use it as a micro milling machine. So to get a light to shine through
wax I just have an LED that I can swing in from the side when
necessary.

To bring a tool down vertically onto your work, take out the circle
of glass and cut a 25mm thick circle of MDF and then cut at an angle
down to zero, from one side to the other. Mark a big cross in the
middle of the elliptical surface.

You then make perspex ring that clamps onto the objective lens that
has a groove in it on the same side as the thin edge of the MDF
block. A micromotor will then drill at 90 deg to the inclined
surface, if run in the groove and the tip placed on the centre of the
cross. You will need to do some fine adjustment to the angles but if
you do some measurements and have a set square it is pretty obvious.
You will of course need a micromotor, but it is a dead good excuse to
spend money!

I just use cheap halogen desk lights but I would be interested to
know the pro’s and con’s of ringlights and fiber optics from those
that use them.

One tip I would reccomend is to take your work out and look at it
with the naked eye every so often. If you are not careful you can
find yourself doing (sometimes unnecessary) detail when the basic
form is not quite right.

regards Tim Blades.


#9

Mary

If you really want great detail carve your pieces in metal pewter
using burs gravers etc


#10

You may wish to check the engraving sites. Most of them use
microscopes and have strong ideas about them.


#11
To bring a tool down vertically onto your work, take out the
circle of glass and cut a 25mm thick circle of MDF and then cut at
an angle down to zero, from one side to the other. Mark a big cross
in the middle of the elliptical surface.... 

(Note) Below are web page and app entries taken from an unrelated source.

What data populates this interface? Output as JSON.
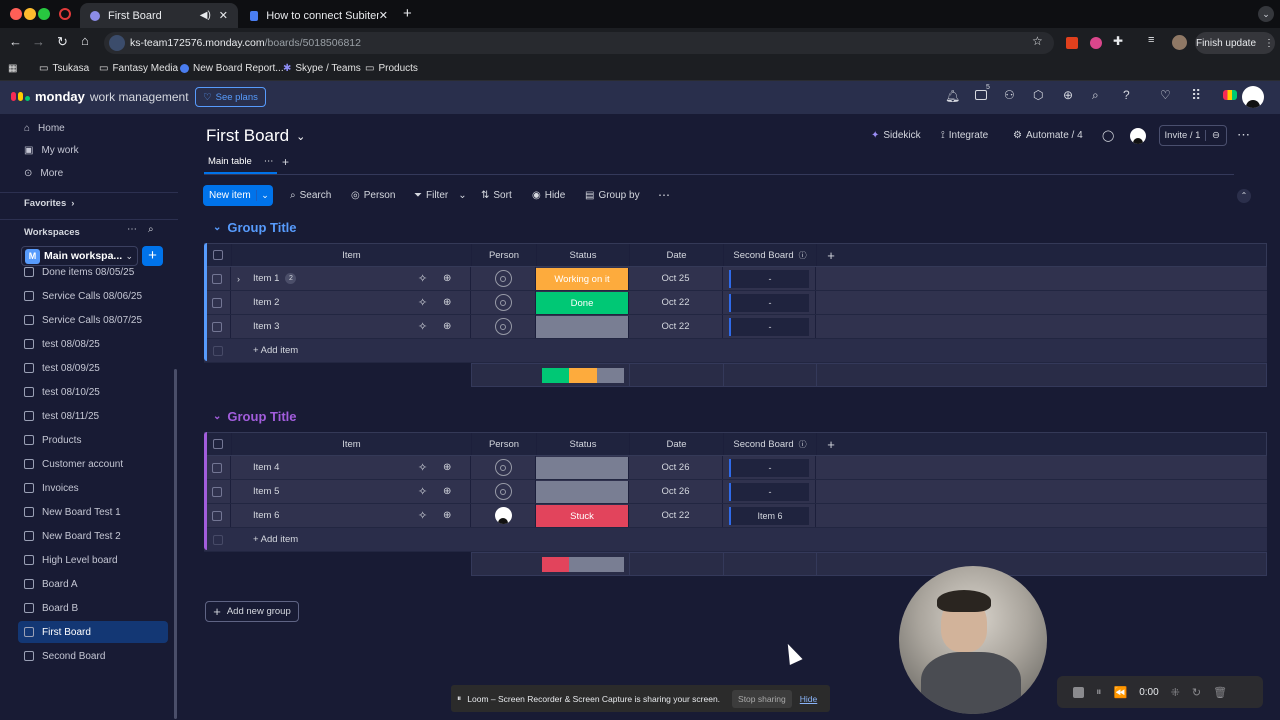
{
  "browser": {
    "tabs": [
      {
        "title": "First Board"
      },
      {
        "title": "How to connect Subitems of"
      }
    ],
    "url_domain": "ks-team172576.monday.com",
    "url_path": "/boards/5018506812",
    "finish_update": "Finish update",
    "bookmarks": [
      "Tsukasa",
      "Fantasy Media",
      "New Board Report...",
      "Skype / Teams",
      "Products"
    ]
  },
  "header": {
    "logo_bold": "monday",
    "logo_light": "work management",
    "see_plans": "See plans",
    "inbox_badge": "5"
  },
  "sidebar": {
    "nav": [
      {
        "label": "Home",
        "icon": "home-icon"
      },
      {
        "label": "My work",
        "icon": "calendar-icon"
      },
      {
        "label": "More",
        "icon": "more-icon"
      }
    ],
    "favorites": "Favorites",
    "workspaces": "Workspaces",
    "workspace_name": "Main workspa...",
    "workspace_initial": "M",
    "boards": [
      "Done items 08/05/25",
      "Service Calls 08/06/25",
      "Service Calls 08/07/25",
      "test 08/08/25",
      "test 08/09/25",
      "test 08/10/25",
      "test 08/11/25",
      "Products",
      "Customer account",
      "Invoices",
      "New Board Test 1",
      "New Board Test 2",
      "High Level board",
      "Board A",
      "Board B",
      "First Board",
      "Second Board"
    ],
    "active_board": "First Board"
  },
  "board": {
    "title": "First Board",
    "sidekick": "Sidekick",
    "integrate": "Integrate",
    "automate": "Automate / 4",
    "invite": "Invite / 1",
    "view_tab": "Main table",
    "toolbar": {
      "new_item": "New item",
      "search": "Search",
      "person": "Person",
      "filter": "Filter",
      "sort": "Sort",
      "hide": "Hide",
      "group_by": "Group by"
    },
    "columns": {
      "item": "Item",
      "person": "Person",
      "status": "Status",
      "date": "Date",
      "second_board": "Second Board"
    },
    "add_item": "+ Add item",
    "add_group": "Add new group",
    "groups": [
      {
        "title": "Group Title",
        "color": "#579bfc",
        "rows": [
          {
            "name": "Item 1",
            "subitems": "2",
            "status": "Working on it",
            "status_color": "#fdab3d",
            "date": "Oct 25",
            "second_board": "-",
            "has_avatar": false
          },
          {
            "name": "Item 2",
            "subitems": "",
            "status": "Done",
            "status_color": "#00c875",
            "date": "Oct 22",
            "second_board": "-",
            "has_avatar": false
          },
          {
            "name": "Item 3",
            "subitems": "",
            "status": "",
            "status_color": "#797e93",
            "date": "Oct 22",
            "second_board": "-",
            "has_avatar": false
          }
        ],
        "summary": [
          {
            "color": "#00c875",
            "share": 0.333
          },
          {
            "color": "#fdab3d",
            "share": 0.333
          },
          {
            "color": "#797e93",
            "share": 0.334
          }
        ]
      },
      {
        "title": "Group Title",
        "color": "#a25ddc",
        "rows": [
          {
            "name": "Item 4",
            "subitems": "",
            "status": "",
            "status_color": "#797e93",
            "date": "Oct 26",
            "second_board": "-",
            "has_avatar": false
          },
          {
            "name": "Item 5",
            "subitems": "",
            "status": "",
            "status_color": "#797e93",
            "date": "Oct 26",
            "second_board": "-",
            "has_avatar": false
          },
          {
            "name": "Item 6",
            "subitems": "",
            "status": "Stuck",
            "status_color": "#e2445c",
            "date": "Oct 22",
            "second_board": "Item 6",
            "has_avatar": true
          }
        ],
        "summary": [
          {
            "color": "#e2445c",
            "share": 0.333
          },
          {
            "color": "#797e93",
            "share": 0.667
          }
        ]
      }
    ]
  },
  "loom": {
    "share_text": "Loom – Screen Recorder & Screen Capture is sharing your screen.",
    "stop": "Stop sharing",
    "hide": "Hide",
    "timer": "0:00"
  }
}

Sounds interesting, would you happen to have a photo of your rig?

I just use cheap halogen desk lights but I would be interested to
know the pro's and con's of ringlights and fiber optics from those
that use them. 

I have tried ringlights of both fluorescent and fiber-optic directed
halogen variety, halogen desk lights, and high intensity LEDs
mounted on gooseneck cables.

The advantage of a ringlight is that it reduces glare and shadows
because the light is coming from directly above and is distributed
360 degrees around the lens. The fluorescent light is softer than
the halogen and good light to work with, but became too diffuse when
used with the.5X Barlow lens, which I needed to provide about 5
inches of working space between the scope and wax. So it didn’t
really do it for me.

The fiber optic halogen ring light uses a 150W halogen bulb mounted
in a box with a fan. Bulbs are about $15 - $20 and are only
guaranteed to last 200 hours (though mine have lasted much longer).
Although it uses the most bench space, I prefer this system.

I still use a desk halogen in addition to the ringlight (I’m a light
junkie). If you haven’t found glare and shadows to be an issue, they
are probably the most cost effective solution.

I tried an LED light system from Sea Life Supply. Didn’t like it at
all. The LED had to be so close to the wax to provide sufficient
illumination that it became a very tight spotlight, which just
exacerbated glare and shadows. I will try it now for backlighting
duty- good idea, thanks.

Ben Steiger